» **EXERCISE INPUT**
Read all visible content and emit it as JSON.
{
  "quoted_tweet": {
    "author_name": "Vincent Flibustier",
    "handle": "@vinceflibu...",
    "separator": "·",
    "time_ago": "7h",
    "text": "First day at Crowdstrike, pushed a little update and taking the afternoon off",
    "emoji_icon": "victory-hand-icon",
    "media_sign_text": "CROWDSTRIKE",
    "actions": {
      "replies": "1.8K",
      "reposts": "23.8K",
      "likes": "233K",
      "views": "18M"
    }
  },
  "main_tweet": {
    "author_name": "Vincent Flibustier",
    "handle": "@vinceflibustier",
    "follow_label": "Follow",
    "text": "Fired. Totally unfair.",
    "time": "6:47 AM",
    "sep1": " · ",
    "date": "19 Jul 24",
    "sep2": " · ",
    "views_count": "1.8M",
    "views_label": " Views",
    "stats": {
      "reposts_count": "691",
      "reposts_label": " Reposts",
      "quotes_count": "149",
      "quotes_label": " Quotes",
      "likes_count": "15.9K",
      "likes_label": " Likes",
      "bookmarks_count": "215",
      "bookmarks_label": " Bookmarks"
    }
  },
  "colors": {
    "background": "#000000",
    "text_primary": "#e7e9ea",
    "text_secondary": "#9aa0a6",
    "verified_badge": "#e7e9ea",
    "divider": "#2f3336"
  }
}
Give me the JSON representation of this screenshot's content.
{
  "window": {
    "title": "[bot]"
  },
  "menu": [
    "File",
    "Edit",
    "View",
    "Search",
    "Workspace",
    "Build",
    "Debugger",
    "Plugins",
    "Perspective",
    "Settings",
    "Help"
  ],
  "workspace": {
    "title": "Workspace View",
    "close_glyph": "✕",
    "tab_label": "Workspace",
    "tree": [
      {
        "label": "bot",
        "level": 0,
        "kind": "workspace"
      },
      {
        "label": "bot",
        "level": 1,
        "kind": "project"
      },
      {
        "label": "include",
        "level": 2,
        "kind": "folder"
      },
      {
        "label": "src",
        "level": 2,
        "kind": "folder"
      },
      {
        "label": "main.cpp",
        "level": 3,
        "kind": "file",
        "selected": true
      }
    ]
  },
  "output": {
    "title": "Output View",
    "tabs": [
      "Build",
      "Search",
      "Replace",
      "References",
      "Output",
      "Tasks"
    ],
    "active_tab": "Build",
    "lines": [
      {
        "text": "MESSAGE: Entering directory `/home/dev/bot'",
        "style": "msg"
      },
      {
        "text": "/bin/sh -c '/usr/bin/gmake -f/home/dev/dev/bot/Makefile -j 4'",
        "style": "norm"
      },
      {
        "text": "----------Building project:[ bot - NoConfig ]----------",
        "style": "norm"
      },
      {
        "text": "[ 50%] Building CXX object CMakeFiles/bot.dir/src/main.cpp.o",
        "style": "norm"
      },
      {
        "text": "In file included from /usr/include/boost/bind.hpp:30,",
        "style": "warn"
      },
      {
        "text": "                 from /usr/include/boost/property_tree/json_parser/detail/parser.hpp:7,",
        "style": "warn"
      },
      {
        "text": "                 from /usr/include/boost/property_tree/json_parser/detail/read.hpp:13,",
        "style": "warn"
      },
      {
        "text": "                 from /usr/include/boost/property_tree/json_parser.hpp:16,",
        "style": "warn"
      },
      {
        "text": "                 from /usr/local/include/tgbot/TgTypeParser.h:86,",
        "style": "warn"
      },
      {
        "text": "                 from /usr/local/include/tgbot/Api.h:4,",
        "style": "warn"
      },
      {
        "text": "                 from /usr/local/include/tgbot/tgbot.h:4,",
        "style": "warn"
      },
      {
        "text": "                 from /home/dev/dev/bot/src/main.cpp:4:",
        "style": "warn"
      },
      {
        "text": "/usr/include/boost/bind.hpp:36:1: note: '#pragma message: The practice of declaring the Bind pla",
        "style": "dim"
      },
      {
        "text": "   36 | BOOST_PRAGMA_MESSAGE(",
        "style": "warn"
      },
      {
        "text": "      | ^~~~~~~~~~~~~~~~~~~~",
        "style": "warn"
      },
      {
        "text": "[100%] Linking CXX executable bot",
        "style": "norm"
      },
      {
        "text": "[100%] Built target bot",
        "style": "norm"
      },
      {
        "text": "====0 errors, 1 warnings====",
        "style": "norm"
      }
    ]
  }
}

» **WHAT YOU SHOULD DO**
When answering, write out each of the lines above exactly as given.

» **SOLUTION FOR THIS EXERCISE**
Read all visible content and emit it as JSON.
{
  "quoted_tweet": {
    "author_name": "Vincent Flibustier",
    "handle": "@vinceflibu...",
    "separator": "·",
    "time_ago": "7h",
    "text": "First day at Crowdstrike, pushed a little update and taking the afternoon off",
    "emoji_icon": "victory-hand-icon",
    "media_sign_text": "CROWDSTRIKE",
    "actions": {
      "replies": "1.8K",
      "reposts": "23.8K",
      "likes": "233K",
      "views": "18M"
    }
  },
  "main_tweet": {
    "author_name": "Vincent Flibustier",
    "handle": "@vinceflibustier",
    "follow_label": "Follow",
    "text": "Fired. Totally unfair.",
    "time": "6:47 AM",
    "sep1": " · ",
    "date": "19 Jul 24",
    "sep2": " · ",
    "views_count": "1.8M",
    "views_label": " Views",
    "stats": {
      "reposts_count": "691",
      "reposts_label": " Reposts",
      "quotes_count": "149",
      "quotes_label": " Quotes",
      "likes_count": "15.9K",
      "likes_label": " Likes",
      "bookmarks_count": "215",
      "bookmarks_label": " Bookmarks"
    }
  },
  "colors": {
    "background": "#000000",
    "text_primary": "#e7e9ea",
    "text_secondary": "#9aa0a6",
    "verified_badge": "#e7e9ea",
    "divider": "#2f3336"
  }
}
Give me the JSON representation of this screenshot's content.
{
  "window": {
    "title": "[bot]"
  },
  "menu": [
    "File",
    "Edit",
    "View",
    "Search",
    "Workspace",
    "Build",
    "Debugger",
    "Plugins",
    "Perspective",
    "Settings",
    "Help"
  ],
  "workspace": {
    "title": "Workspace View",
    "close_glyph": "✕",
    "tab_label": "Workspace",
    "tree": [
      {
        "label": "bot",
        "level": 0,
        "kind": "workspace"
      },
      {
        "label": "bot",
        "level": 1,
        "kind": "project"
      },
      {
        "label": "include",
        "level": 2,
        "kind": "folder"
      },
      {
        "label": "src",
        "level": 2,
        "kind": "folder"
      },
      {
        "label": "main.cpp",
        "level": 3,
        "kind": "file",
        "selected": true
      }
    ]
  },
  "output": {
    "title": "Output View",
    "tabs": [
      "Build",
      "Search",
      "Replace",
      "References",
      "Output",
      "Tasks"
    ],
    "active_tab": "Build",
    "lines": [
      {
        "text": "MESSAGE: Entering directory `/home/dev/bot'",
        "style": "msg"
      },
      {
        "text": "/bin/sh -c '/usr/bin/gmake -f/home/dev/dev/bot/Makefile -j 4'",
        "style": "norm"
      },
      {
        "text": "----------Building project:[ bot - NoConfig ]----------",
        "style": "norm"
      },
      {
        "text": "[ 50%] Building CXX object CMakeFiles/bot.dir/src/main.cpp.o",
        "style": "norm"
      },
      {
        "text": "In file included from /usr/include/boost/bind.hpp:30,",
        "style": "warn"
      },
      {
        "text": "                 from /usr/include/boost/property_tree/json_parser/detail/parser.hpp:7,",
        "style": "warn"
      },
      {
        "text": "                 from /usr/include/boost/property_tree/json_parser/detail/read.hpp:13,",
        "style": "warn"
      },
      {
        "text": "                 from /usr/include/boost/property_tree/json_parser.hpp:16,",
        "style": "warn"
      },
      {
        "text": "                 from /usr/local/include/tgbot/TgTypeParser.h:86,",
        "style": "warn"
      },
      {
        "text": "                 from /usr/local/include/tgbot/Api.h:4,",
        "style": "warn"
      },
      {
        "text": "                 from /usr/local/include/tgbot/tgbot.h:4,",
        "style": "warn"
      },
      {
        "text": "                 from /home/dev/dev/bot/src/main.cpp:4:",
        "style": "warn"
      },
      {
        "text": "/usr/include/boost/bind.hpp:36:1: note: '#pragma message: The practice of declaring the Bind pla",
        "style": "dim"
      },
      {
        "text": "   36 | BOOST_PRAGMA_MESSAGE(",
        "style": "warn"
      },
      {
        "text": "      | ^~~~~~~~~~~~~~~~~~~~",
        "style": "warn"
      },
      {
        "text": "[100%] Linking CXX executable bot",
        "style": "norm"
      },
      {
        "text": "[100%] Built target bot",
        "style": "norm"
      },
      {
        "text": "====0 errors, 1 warnings====",
        "style": "norm"
      }
    ]
  }
}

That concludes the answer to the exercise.